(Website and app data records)
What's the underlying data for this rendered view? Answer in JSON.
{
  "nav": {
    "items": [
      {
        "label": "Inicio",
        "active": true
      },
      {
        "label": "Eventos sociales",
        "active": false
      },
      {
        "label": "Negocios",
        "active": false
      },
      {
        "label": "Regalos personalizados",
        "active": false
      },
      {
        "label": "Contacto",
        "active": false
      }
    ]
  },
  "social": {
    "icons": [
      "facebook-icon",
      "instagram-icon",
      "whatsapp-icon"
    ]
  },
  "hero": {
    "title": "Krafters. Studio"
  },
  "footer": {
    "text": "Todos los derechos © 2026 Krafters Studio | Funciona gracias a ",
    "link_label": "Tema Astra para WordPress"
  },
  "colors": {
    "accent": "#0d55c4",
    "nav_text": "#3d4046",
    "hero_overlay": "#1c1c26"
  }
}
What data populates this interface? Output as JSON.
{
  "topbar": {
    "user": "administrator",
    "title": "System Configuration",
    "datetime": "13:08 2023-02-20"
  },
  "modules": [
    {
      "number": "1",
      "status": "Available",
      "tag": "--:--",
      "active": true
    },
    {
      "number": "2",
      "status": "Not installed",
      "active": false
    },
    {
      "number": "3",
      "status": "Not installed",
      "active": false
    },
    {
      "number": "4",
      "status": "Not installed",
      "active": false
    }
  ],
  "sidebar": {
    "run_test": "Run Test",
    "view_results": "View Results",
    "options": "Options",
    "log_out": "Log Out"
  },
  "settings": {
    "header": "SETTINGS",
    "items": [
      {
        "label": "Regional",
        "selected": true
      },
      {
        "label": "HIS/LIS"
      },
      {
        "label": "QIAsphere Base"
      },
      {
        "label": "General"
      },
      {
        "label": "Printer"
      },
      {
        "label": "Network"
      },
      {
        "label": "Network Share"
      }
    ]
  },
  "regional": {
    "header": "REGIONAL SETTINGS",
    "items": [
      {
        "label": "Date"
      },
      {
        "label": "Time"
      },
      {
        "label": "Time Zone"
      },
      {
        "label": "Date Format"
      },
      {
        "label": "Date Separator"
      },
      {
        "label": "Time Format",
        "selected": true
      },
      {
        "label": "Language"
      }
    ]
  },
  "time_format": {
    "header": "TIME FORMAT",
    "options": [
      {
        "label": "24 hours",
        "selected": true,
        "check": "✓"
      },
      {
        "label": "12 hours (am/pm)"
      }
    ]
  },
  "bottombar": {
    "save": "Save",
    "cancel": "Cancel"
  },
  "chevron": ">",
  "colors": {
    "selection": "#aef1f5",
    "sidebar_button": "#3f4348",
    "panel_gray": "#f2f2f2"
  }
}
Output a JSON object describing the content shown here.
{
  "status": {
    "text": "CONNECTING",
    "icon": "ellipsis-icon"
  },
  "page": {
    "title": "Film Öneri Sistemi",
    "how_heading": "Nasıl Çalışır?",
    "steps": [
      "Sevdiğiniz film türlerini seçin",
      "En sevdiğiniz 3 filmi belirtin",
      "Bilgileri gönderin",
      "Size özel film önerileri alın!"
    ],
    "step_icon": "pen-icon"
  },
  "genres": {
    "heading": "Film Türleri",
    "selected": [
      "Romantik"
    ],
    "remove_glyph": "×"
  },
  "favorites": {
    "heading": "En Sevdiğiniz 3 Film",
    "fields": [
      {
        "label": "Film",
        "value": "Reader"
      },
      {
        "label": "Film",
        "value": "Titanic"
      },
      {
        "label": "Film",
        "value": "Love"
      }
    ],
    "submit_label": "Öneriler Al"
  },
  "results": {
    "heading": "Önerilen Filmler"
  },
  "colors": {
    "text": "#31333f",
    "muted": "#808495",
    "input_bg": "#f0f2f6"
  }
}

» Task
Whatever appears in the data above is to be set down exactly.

» Problem solution
What's the underlying data for this rendered view? Answer in JSON.
{
  "nav": {
    "items": [
      {
        "label": "Inicio",
        "active": true
      },
      {
        "label": "Eventos sociales",
        "active": false
      },
      {
        "label": "Negocios",
        "active": false
      },
      {
        "label": "Regalos personalizados",
        "active": false
      },
      {
        "label": "Contacto",
        "active": false
      }
    ]
  },
  "social": {
    "icons": [
      "facebook-icon",
      "instagram-icon",
      "whatsapp-icon"
    ]
  },
  "hero": {
    "title": "Krafters. Studio"
  },
  "footer": {
    "text": "Todos los derechos © 2026 Krafters Studio | Funciona gracias a ",
    "link_label": "Tema Astra para WordPress"
  },
  "colors": {
    "accent": "#0d55c4",
    "nav_text": "#3d4046",
    "hero_overlay": "#1c1c26"
  }
}
What data populates this interface? Output as JSON.
{
  "topbar": {
    "user": "administrator",
    "title": "System Configuration",
    "datetime": "13:08 2023-02-20"
  },
  "modules": [
    {
      "number": "1",
      "status": "Available",
      "tag": "--:--",
      "active": true
    },
    {
      "number": "2",
      "status": "Not installed",
      "active": false
    },
    {
      "number": "3",
      "status": "Not installed",
      "active": false
    },
    {
      "number": "4",
      "status": "Not installed",
      "active": false
    }
  ],
  "sidebar": {
    "run_test": "Run Test",
    "view_results": "View Results",
    "options": "Options",
    "log_out": "Log Out"
  },
  "settings": {
    "header": "SETTINGS",
    "items": [
      {
        "label": "Regional",
        "selected": true
      },
      {
        "label": "HIS/LIS"
      },
      {
        "label": "QIAsphere Base"
      },
      {
        "label": "General"
      },
      {
        "label": "Printer"
      },
      {
        "label": "Network"
      },
      {
        "label": "Network Share"
      }
    ]
  },
  "regional": {
    "header": "REGIONAL SETTINGS",
    "items": [
      {
        "label": "Date"
      },
      {
        "label": "Time"
      },
      {
        "label": "Time Zone"
      },
      {
        "label": "Date Format"
      },
      {
        "label": "Date Separator"
      },
      {
        "label": "Time Format",
        "selected": true
      },
      {
        "label": "Language"
      }
    ]
  },
  "time_format": {
    "header": "TIME FORMAT",
    "options": [
      {
        "label": "24 hours",
        "selected": true,
        "check": "✓"
      },
      {
        "label": "12 hours (am/pm)"
      }
    ]
  },
  "bottombar": {
    "save": "Save",
    "cancel": "Cancel"
  },
  "chevron": ">",
  "colors": {
    "selection": "#aef1f5",
    "sidebar_button": "#3f4348",
    "panel_gray": "#f2f2f2"
  }
}
Output a JSON object describing the content shown here.
{
  "status": {
    "text": "CONNECTING",
    "icon": "ellipsis-icon"
  },
  "page": {
    "title": "Film Öneri Sistemi",
    "how_heading": "Nasıl Çalışır?",
    "steps": [
      "Sevdiğiniz film türlerini seçin",
      "En sevdiğiniz 3 filmi belirtin",
      "Bilgileri gönderin",
      "Size özel film önerileri alın!"
    ],
    "step_icon": "pen-icon"
  },
  "genres": {
    "heading": "Film Türleri",
    "selected": [
      "Romantik"
    ],
    "remove_glyph": "×"
  },
  "favorites": {
    "heading": "En Sevdiğiniz 3 Film",
    "fields": [
      {
        "label": "Film",
        "value": "Reader"
      },
      {
        "label": "Film",
        "value": "Titanic"
      },
      {
        "label": "Film",
        "value": "Love"
      }
    ],
    "submit_label": "Öneriler Al"
  },
  "results": {
    "heading": "Önerilen Filmler"
  },
  "colors": {
    "text": "#31333f",
    "muted": "#808495",
    "input_bg": "#f0f2f6"
  }
}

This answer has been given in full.